“We’re trying to get this done quickly, too,” said Rob Merrell, the Daytona Beach attorney representing Acres Capital told the council. “If we don’t start demolition on the building in 60 days, we’ll put the money up to get it done.”
When it comes to the plan for redeveloping the property, the agreement leaves open the option for two potential designs.
One plan, presented to the council in a series of artist renderings, calls for the construction of a single 17-story tower on the Treasure Island site, consisting of 300 hotel rooms and 200 multi-family/condominium units.
The other plan, initially presented to the city in August, proposes construction of a 13-story, 300-room hotel and a 23-story, 200-unit condominium building. At that time, the company estimated that it would invest $100 million into the project.
In negotiations, the city and the property owner have differed on the time frame to move ahead on the redevelopment of the site into the hotel-condominium project.
On Tuesday, city staff recommended that the council accept Acres’ proposal for an eight-year time-frame to receive a building permit and pay permitting fees for the single tower design. The city had proposed a five-year time-frame for receiving a certificate of occupancy.
If the two-building design is selected, city staff recommended that the council accept Acres’ proposal for an eight-year time-frame to receive the building permit for the 13-story hotel. The city had proposed a five-year deadline for receiving a certificate of occupancy for that building.
For the 23-story condominium in that design, both parties agreed on a 15-year deadline to receive a certificate of occupancy.
Market factors impact timetable for redevelopment
Ultimately, the timetable for redeveloping the property depends on market factors out of the control of both the property owners and the city, Merrell said.
“It’s the marketplace that decides if a hotel gets built there,” he said. “That’s the business reality of the situation.”
That flexibility on the redevelopment timetable was reasonable, said Council member Michael Politis.
“Sometimes you get, sometimes you give,” he said. “I would have no problem with the eight years. Let’s get a solid commitment for demolition. Then at least we’re no longer looking at an eyesore.”
Timely demolition of the existing Treasure Island is at the core of a stipulated settlement agreement between the city and Acres Capital that entitles the company to receive an estimated $1.4 million in projected city property tax rebates over 15 years to demolish the building and redevelop the site.
According to the agreement, approved by the City Council in August, the developer must demolish the existing skeletal remains within 120 days of the document’s final approval to become entitled for the incentives.
If the developer fails to meet the 120-day deadline, the city would then have the option of returning to the special magistrate to reopen a condemnation order.
The agreement states that at the time that the developer completes construction, the city will enroll the project in its Alternative Tax Relief program, offering a 100% rebate on city taxes for an initial five years; a 75% rebate for the next five years; and a 50% rebate for five years after that.
The developer will pay taxes during the time the project is under construction, said Kurt Swartzlander, the city’s finance director.
For the 15 years of the agreement, the city estimates that the project will increase city property tax collections by $364,655 for the hotel and by $3,230,520 for the condominiums.

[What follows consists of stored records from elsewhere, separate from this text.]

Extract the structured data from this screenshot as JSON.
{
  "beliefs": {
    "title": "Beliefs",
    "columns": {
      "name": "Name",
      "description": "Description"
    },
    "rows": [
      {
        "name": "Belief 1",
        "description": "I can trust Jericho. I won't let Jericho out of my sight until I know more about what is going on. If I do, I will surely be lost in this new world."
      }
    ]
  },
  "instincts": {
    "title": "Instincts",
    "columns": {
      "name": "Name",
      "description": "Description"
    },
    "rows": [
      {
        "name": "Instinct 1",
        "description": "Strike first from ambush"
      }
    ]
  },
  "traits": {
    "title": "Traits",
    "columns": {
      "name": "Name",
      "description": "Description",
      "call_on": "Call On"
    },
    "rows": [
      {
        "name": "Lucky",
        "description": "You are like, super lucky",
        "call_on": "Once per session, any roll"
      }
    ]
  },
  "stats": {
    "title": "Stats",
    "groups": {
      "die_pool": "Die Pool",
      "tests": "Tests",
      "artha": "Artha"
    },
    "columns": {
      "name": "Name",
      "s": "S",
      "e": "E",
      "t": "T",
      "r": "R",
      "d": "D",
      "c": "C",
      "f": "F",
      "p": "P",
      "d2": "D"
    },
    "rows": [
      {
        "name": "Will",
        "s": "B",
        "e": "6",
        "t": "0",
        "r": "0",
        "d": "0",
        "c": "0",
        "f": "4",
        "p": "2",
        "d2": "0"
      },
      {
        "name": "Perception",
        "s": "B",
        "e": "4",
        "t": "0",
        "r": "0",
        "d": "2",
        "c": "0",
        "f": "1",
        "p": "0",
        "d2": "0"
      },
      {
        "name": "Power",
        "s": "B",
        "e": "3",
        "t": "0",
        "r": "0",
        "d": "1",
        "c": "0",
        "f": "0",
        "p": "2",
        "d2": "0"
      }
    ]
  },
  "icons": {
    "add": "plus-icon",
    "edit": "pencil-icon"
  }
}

That’s a total of $3,595,176 for both properties.
The 12-story Treasure Island was once considered one of the area’s most grand resorts in the decades after its construction in 1974. Since its decline, it has become a lingering symbol of the effect of hurricanes and recession on the area’s beachside tourism industry.
In the wake of the Surfside condominium collapse, the Treasure Island property is also a reminder of the impact the elements can have on a high-rise structure just yards from the Atlantic Ocean.